• WORK TO BE COMPLETED: Every line from the line containing "Serialize everything readable" through the end of the data is to be reproduced exactly, excluding pictures.

• RECORDS PROVIDED:
-- Opening Marker --

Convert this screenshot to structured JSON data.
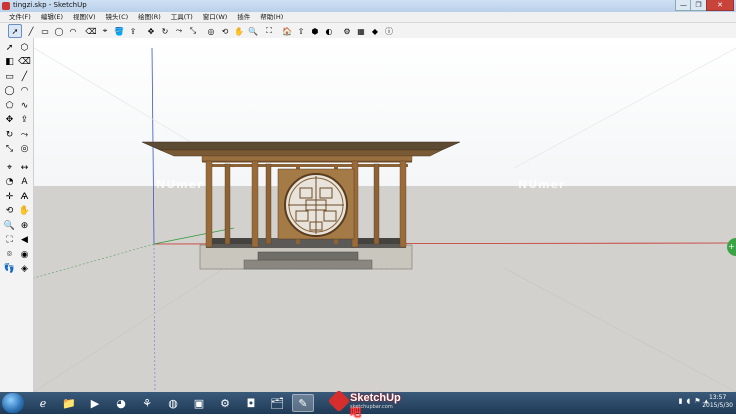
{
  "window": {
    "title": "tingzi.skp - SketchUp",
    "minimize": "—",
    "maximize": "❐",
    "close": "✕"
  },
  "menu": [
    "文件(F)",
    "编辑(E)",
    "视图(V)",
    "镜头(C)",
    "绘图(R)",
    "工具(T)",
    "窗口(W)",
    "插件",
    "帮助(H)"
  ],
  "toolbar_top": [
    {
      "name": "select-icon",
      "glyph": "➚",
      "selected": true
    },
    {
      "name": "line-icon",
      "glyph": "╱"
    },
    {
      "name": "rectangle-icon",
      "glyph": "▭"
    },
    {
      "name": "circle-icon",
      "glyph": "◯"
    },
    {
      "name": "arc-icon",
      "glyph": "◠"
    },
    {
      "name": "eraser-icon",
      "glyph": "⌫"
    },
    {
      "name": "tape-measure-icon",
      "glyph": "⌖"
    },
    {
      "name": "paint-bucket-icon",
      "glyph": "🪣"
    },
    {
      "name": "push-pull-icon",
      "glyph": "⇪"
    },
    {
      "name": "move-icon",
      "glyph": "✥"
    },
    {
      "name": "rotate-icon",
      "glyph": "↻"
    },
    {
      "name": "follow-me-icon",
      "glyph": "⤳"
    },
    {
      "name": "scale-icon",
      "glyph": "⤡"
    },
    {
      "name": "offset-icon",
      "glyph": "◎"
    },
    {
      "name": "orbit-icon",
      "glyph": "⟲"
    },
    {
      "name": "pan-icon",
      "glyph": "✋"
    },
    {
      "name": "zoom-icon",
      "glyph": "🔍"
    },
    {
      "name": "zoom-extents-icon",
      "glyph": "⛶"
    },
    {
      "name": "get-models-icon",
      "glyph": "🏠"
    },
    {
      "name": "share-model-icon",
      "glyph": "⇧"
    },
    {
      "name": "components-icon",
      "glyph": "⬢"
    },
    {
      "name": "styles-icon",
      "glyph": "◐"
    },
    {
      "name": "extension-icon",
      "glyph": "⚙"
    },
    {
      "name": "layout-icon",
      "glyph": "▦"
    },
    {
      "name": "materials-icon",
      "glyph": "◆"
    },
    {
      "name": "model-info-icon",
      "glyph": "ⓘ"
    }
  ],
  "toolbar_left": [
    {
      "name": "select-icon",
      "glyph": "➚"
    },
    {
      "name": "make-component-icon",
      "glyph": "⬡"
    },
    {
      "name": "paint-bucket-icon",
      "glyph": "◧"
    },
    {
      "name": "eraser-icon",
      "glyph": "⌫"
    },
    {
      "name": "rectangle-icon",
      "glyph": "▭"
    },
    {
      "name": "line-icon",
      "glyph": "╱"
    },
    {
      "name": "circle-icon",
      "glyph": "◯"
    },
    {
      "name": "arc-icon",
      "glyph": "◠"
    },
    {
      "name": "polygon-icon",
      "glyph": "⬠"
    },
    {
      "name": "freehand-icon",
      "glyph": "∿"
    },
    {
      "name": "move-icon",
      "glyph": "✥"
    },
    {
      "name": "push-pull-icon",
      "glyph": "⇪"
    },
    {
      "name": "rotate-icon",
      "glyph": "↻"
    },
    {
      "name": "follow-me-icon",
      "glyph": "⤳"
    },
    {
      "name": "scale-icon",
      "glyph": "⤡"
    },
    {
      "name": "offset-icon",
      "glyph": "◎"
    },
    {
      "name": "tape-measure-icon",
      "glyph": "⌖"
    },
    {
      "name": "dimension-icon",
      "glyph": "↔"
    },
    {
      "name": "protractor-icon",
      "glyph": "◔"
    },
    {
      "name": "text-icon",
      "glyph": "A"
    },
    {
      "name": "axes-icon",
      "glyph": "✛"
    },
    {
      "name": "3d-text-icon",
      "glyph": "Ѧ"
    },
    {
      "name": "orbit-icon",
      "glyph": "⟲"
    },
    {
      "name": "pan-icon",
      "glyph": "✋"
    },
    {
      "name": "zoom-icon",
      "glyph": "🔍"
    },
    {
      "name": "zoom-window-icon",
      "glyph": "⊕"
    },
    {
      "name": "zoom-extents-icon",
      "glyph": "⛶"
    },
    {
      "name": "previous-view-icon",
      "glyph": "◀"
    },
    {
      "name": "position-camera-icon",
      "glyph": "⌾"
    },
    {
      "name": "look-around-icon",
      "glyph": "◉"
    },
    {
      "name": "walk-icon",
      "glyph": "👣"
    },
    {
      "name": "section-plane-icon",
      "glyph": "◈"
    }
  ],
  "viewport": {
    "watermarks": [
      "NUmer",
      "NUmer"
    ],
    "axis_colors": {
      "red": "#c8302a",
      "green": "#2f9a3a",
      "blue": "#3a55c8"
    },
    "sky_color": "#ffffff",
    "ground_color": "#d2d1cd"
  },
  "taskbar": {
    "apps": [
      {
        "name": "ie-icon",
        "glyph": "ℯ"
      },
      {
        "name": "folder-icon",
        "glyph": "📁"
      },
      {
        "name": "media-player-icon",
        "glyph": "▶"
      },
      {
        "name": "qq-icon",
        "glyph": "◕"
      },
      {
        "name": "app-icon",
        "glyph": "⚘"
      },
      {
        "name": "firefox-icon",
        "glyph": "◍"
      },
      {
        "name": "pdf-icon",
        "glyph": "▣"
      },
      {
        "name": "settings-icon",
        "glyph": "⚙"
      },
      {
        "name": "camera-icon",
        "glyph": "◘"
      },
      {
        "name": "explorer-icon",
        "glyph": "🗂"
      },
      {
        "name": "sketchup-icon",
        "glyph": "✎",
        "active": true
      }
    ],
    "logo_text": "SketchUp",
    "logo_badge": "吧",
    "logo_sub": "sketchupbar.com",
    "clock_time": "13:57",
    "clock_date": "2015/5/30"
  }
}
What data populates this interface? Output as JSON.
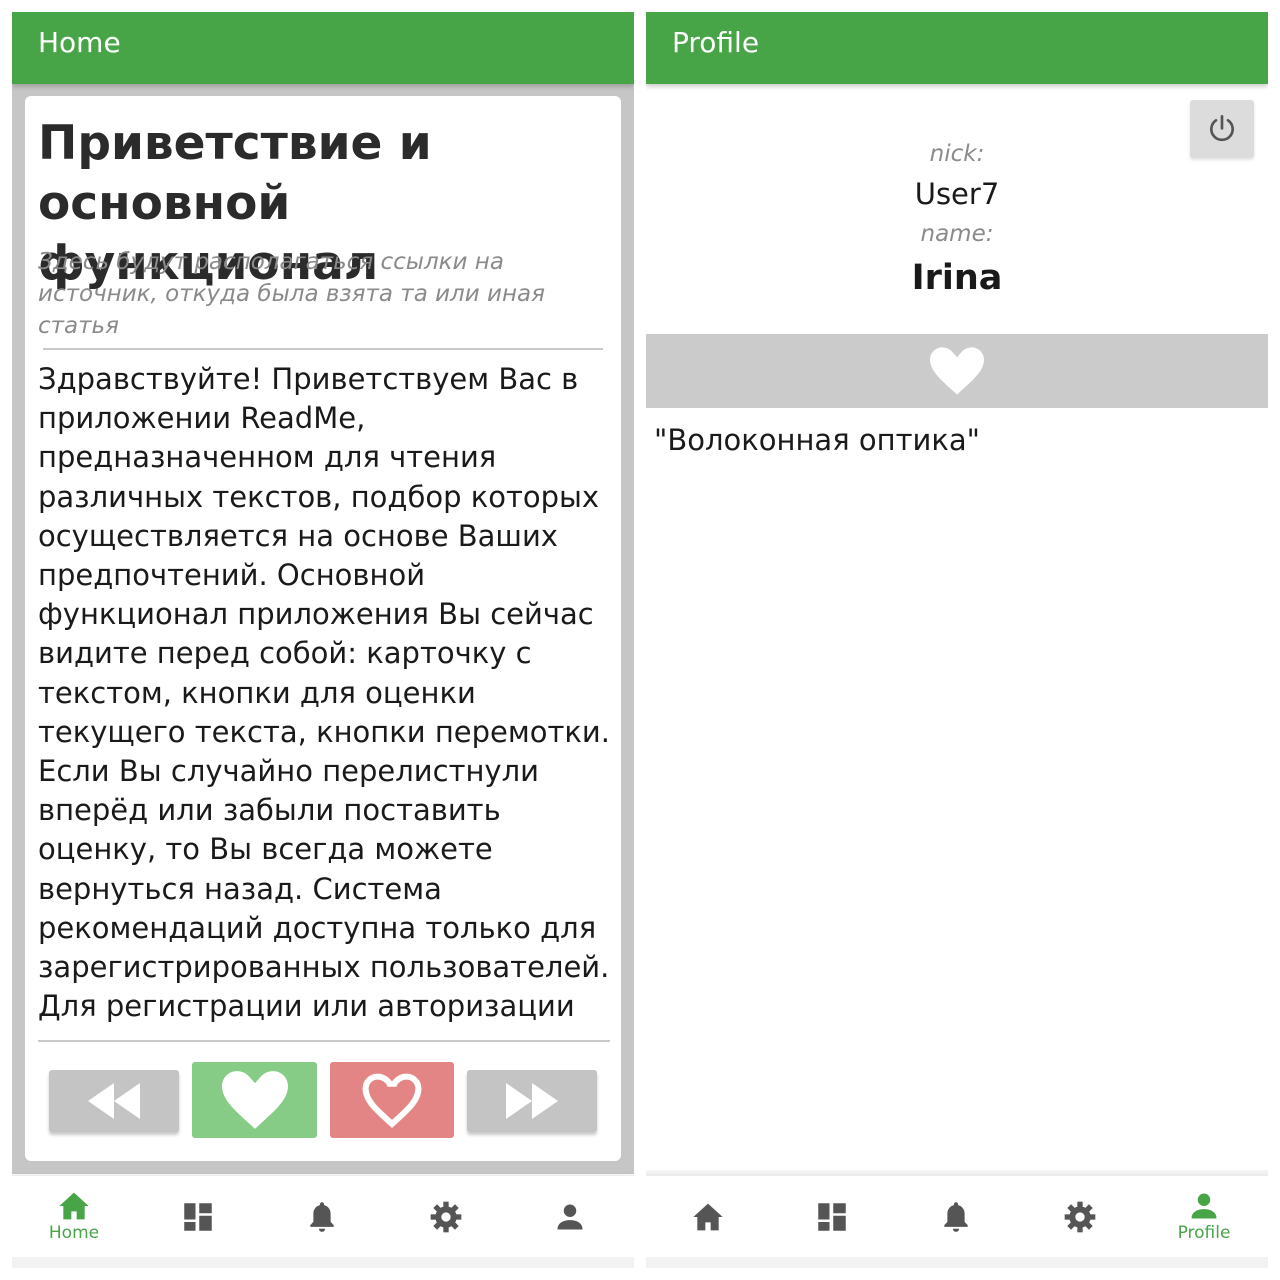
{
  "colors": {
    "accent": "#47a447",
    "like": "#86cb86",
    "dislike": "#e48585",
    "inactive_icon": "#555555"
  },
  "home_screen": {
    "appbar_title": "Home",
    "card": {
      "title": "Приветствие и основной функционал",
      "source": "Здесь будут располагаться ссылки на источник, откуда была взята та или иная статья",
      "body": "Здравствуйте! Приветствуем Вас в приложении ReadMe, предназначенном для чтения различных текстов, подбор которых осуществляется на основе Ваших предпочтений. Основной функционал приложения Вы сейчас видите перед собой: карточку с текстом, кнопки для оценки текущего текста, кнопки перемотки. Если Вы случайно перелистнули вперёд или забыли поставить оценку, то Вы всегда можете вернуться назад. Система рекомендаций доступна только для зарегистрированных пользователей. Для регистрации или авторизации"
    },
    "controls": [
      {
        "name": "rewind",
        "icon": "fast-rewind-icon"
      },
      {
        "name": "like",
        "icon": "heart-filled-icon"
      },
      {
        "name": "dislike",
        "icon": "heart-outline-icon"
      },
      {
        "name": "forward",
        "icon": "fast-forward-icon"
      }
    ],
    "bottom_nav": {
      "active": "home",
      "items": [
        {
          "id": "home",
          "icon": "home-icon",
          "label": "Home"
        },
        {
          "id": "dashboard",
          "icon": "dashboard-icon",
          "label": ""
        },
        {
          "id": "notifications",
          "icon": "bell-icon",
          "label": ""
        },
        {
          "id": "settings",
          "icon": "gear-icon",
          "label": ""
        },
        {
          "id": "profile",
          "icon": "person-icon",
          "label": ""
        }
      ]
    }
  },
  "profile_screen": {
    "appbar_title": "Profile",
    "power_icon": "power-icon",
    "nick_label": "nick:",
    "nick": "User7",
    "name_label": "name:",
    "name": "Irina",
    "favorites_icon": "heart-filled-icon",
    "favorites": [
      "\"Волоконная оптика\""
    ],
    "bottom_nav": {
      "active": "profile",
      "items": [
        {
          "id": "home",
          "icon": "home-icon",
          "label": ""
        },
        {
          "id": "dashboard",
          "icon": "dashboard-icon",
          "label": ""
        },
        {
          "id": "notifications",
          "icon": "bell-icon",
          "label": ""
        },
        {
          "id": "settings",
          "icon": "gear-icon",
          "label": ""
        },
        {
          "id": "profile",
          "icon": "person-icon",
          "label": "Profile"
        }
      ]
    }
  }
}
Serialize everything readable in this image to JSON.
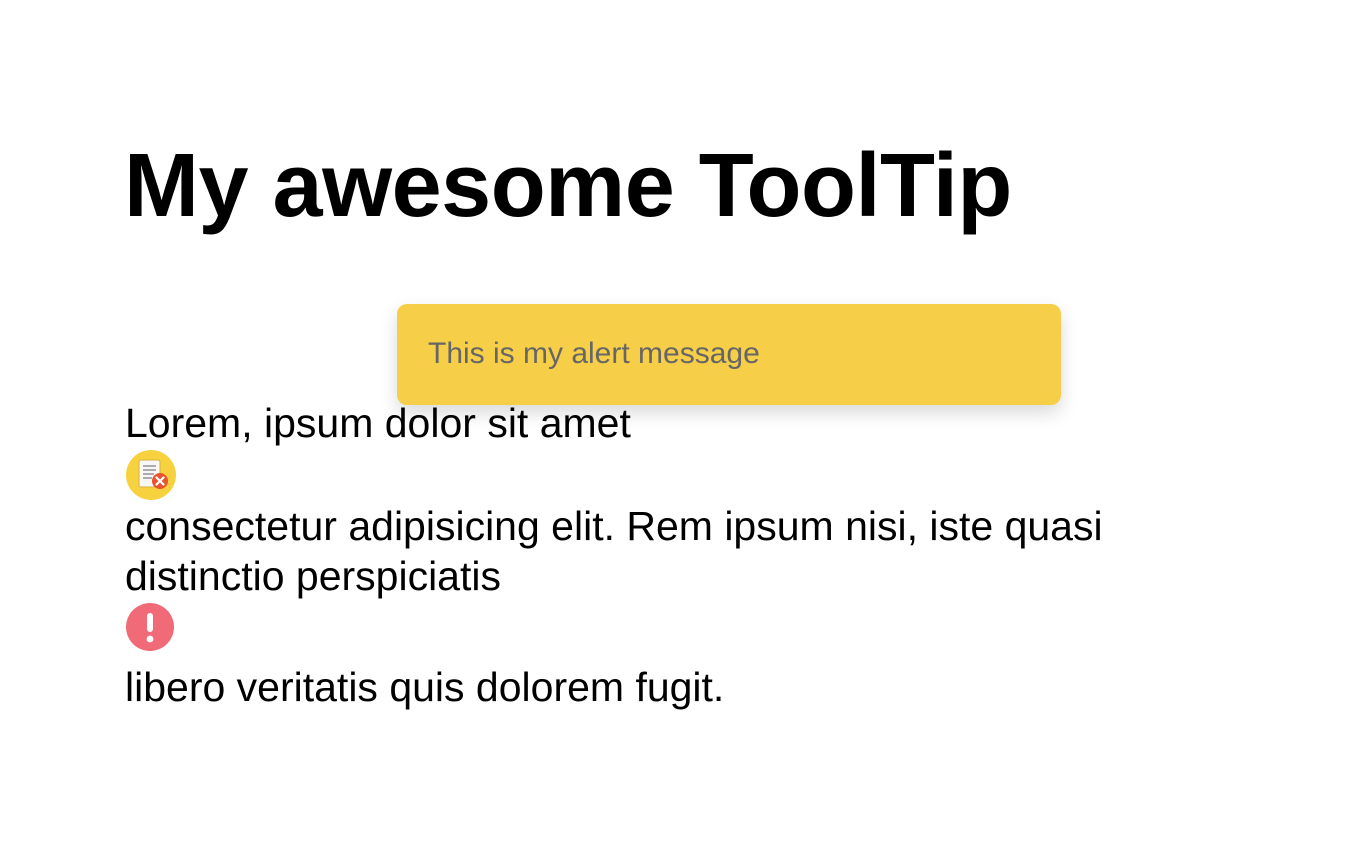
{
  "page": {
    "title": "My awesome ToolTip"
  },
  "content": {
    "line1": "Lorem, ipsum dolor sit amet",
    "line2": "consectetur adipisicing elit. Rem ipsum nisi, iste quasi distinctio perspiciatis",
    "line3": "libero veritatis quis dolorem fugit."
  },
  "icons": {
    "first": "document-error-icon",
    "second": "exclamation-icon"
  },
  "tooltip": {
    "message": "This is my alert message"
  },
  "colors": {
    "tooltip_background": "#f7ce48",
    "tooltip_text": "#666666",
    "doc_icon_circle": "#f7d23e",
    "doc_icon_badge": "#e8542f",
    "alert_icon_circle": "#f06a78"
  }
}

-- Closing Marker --

• RESULT BELOW:
Serialize everything readable in this image to JSON.
{
  "page": {
    "title": "My awesome ToolTip"
  },
  "content": {
    "line1": "Lorem, ipsum dolor sit amet",
    "line2": "consectetur adipisicing elit. Rem ipsum nisi, iste quasi distinctio perspiciatis",
    "line3": "libero veritatis quis dolorem fugit."
  },
  "icons": {
    "first": "document-error-icon",
    "second": "exclamation-icon"
  },
  "tooltip": {
    "message": "This is my alert message"
  },
  "colors": {
    "tooltip_background": "#f7ce48",
    "tooltip_text": "#666666",
    "doc_icon_circle": "#f7d23e",
    "doc_icon_badge": "#e8542f",
    "alert_icon_circle": "#f06a78"
  }
}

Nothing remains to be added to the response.